## ACTION ITEM:
Look over the entries below. Report how many lines hold the word "Homepage", and only that.

## Records contained in a dataset:
——
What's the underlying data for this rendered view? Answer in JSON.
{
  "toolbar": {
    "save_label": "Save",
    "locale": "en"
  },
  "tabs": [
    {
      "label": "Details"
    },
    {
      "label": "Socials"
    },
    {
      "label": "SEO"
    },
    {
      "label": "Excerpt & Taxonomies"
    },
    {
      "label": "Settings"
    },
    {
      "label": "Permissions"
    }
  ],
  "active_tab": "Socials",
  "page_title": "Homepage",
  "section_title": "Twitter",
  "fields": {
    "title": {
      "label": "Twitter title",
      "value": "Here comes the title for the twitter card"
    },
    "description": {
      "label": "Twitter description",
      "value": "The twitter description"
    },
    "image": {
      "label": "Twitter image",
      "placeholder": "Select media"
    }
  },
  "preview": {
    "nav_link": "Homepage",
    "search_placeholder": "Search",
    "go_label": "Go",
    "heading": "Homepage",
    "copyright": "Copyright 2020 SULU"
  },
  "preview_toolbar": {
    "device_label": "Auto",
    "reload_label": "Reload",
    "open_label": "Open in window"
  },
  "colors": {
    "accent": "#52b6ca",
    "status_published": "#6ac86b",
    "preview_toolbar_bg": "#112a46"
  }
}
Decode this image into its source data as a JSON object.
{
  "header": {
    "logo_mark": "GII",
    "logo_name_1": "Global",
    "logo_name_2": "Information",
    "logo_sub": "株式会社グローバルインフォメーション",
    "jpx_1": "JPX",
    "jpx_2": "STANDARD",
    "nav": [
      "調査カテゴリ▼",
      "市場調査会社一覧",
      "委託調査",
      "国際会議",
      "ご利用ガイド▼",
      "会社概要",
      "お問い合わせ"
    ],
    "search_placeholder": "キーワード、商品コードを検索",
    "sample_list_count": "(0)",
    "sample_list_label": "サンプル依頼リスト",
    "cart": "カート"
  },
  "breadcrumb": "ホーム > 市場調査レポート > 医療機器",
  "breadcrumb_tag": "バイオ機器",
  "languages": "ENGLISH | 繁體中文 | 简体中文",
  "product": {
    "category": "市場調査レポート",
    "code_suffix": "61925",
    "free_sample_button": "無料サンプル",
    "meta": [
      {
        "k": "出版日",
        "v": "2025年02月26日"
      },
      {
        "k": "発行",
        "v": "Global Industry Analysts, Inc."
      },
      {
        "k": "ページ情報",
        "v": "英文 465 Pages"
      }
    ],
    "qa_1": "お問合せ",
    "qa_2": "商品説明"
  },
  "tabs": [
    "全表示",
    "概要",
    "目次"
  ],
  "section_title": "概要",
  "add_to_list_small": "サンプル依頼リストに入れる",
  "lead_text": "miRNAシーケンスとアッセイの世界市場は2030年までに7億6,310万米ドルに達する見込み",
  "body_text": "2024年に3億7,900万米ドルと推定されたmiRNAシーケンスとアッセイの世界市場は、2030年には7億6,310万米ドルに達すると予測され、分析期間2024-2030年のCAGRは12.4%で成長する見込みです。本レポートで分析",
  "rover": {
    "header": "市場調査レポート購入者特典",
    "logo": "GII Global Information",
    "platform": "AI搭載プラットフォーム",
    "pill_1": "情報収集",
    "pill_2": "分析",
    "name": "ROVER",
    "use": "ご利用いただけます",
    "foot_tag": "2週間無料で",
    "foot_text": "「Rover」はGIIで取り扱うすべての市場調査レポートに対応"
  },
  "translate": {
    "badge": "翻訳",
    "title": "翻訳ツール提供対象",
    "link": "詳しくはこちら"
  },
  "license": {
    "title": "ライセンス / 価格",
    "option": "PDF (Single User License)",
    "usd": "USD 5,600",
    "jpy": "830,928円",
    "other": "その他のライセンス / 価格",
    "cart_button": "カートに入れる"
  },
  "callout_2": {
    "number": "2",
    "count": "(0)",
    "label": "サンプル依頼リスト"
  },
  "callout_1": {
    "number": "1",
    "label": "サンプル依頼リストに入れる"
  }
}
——
## SOLUTION TO THIS PROBLEM:
3